The name of Pierre Ramond appears - so it's not shocking that at 5:19, when Witten returns with English, the discussion is about the supersymmetry. Witten says that string theory is very robust and hard to be deformed. After all, almost nothing works and string theory is just barely able to obey all the conditions. Supersymmetry was nevertheless found, in the string context. Reasons why physicists didn't appreciate string theory are mentioned - extra dimensions looked strange; QCD, and so on.
Witten was in the graduate school when just a handful of people worked on strings. They knew it was miraculous enough. And Witten himself eventually knew that something was going to happen. However, he was bothered that there were no viable left-right-asymmetric (parity-violating) vacua known at the moment. The Green's and Schwarz's discovery changed that, of course.
The fourth part begins with an Italian portion. Comments about the LHC, dark matter, and theory of everything will be comprehensible to everyone. After 2:55, Witten reappears with the picture of string theory after the first superstring revolution. Five string theories existed, and so on. Witten has played a "little bit of a role" :-) in reunifying them. The previous "vices" - such as extra dimensions - were recognized as a blessing in disguise.
In the 1990s, people got broader in their understanding what string theory is all about. Holography and Maldacena's AdS/CFT correspondence are being discussed. Around 11:00, an Italian narrator explains M-theory and its mysterious name.
You will only hear English again in the last, fifth part. Witten says that string theory is probably on the right track - because it predicts gravity while QFT is incompatible with it; and because the consistency holds so miraculously. Two minutes later, the accelerating expansion of the Universe is praised a the biggest recent experimental discovery.

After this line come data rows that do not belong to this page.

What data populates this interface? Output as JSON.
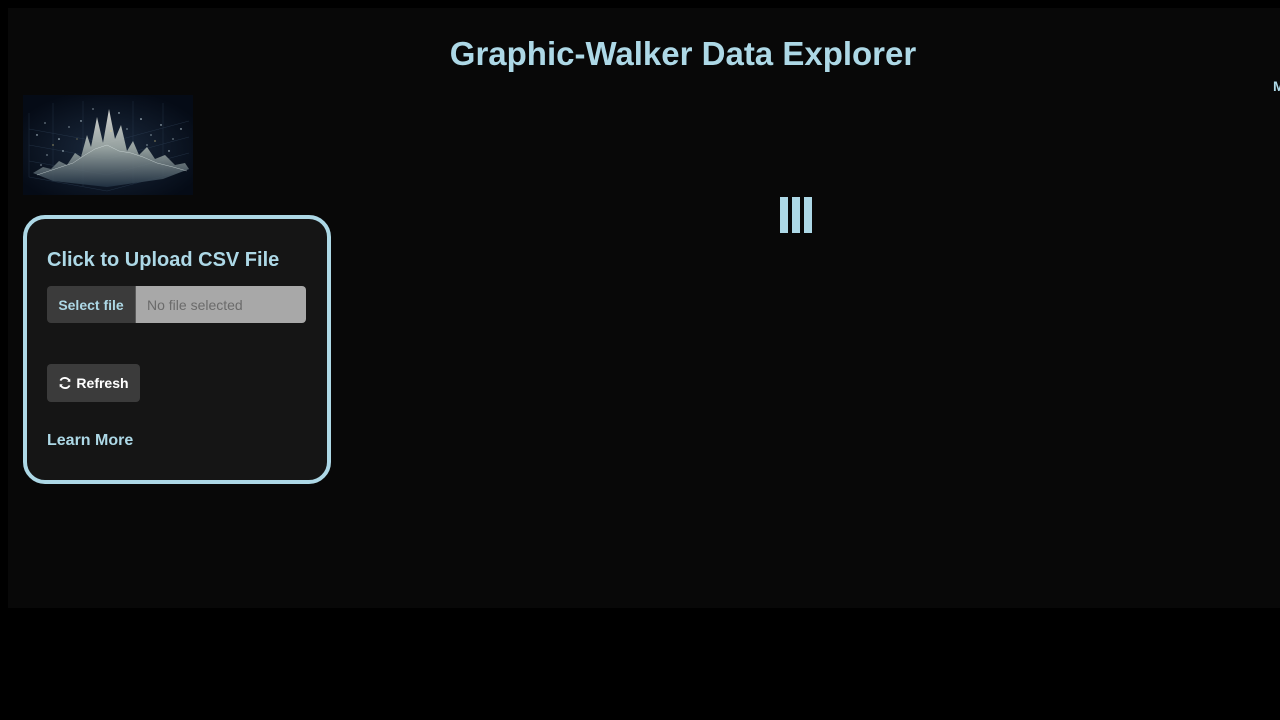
{
  "app": {
    "title": "Graphic-Walker Data Explorer",
    "edge_text": "M"
  },
  "sidebar": {
    "logo": {
      "icon": "data-landscape-image"
    },
    "upload": {
      "heading": "Click to Upload CSV File",
      "select_button_label": "Select file",
      "file_status": "No file selected"
    },
    "refresh_button": {
      "icon": "refresh-icon",
      "label": "Refresh"
    },
    "learn_more_link": "Learn More"
  },
  "main": {
    "loading_indicator": {
      "icon": "loading-bars-icon"
    }
  },
  "colors": {
    "accent": "#add8e6",
    "page_background": "#000000",
    "frame_background": "#080808",
    "panel_background": "#151515",
    "button_background": "#3b3b3b"
  }
}
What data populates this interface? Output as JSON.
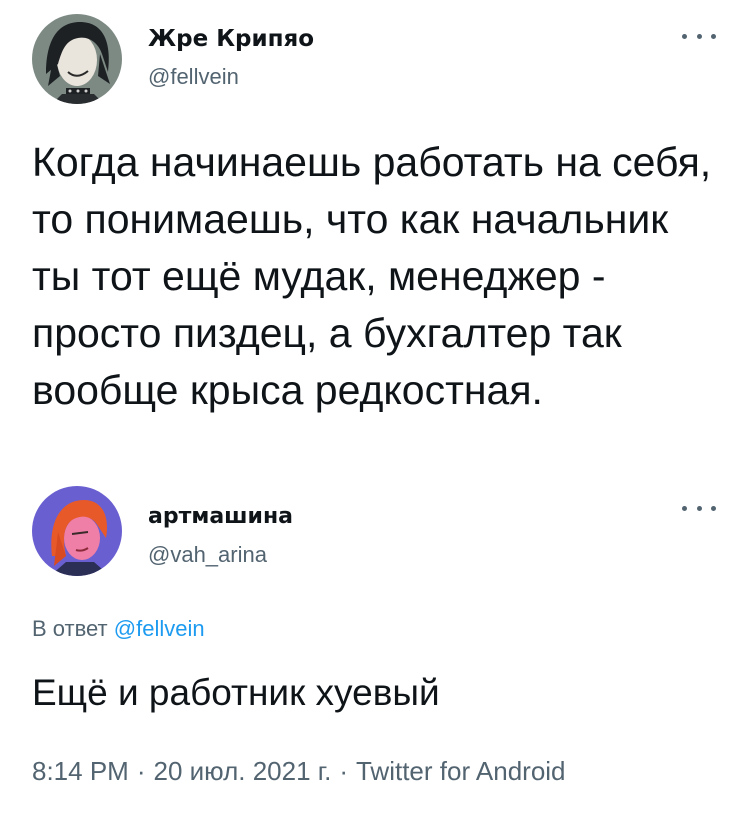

The possible Universe clearly follows. Witten is not sure whether the anthropic or "uncalculable" viewpoint is right or whether he likes it; he prefers to be able to calculate everything. But Witten claims that he hasn't consulted when the Universe was created (unless he is just hiding it, of course, haha). So the Universe could work in this way.
At 5:30, you hear the Italian chap again. He speaks about the CERN. At 8:05, Witten returns to the discovery prospects of the LHC, especially about the supersymmetry. He would be delighted, of course: "one half" of his papers depend on SUSY in one way or another. String theory's ability to uncover secrets in other disciplines (via AdS/anything etc.) is mentioned as another major reason to think it's on the right track.
He concludes at 12:00. The main criticism of string theory he may understand is that it is too ambitious, too big a step, so we may always remain uncertain about important things. The circumstantial evidence is convincing, however. Too many things work so that it is unlikely to be a coincidence. And it gives us a good draft of the world.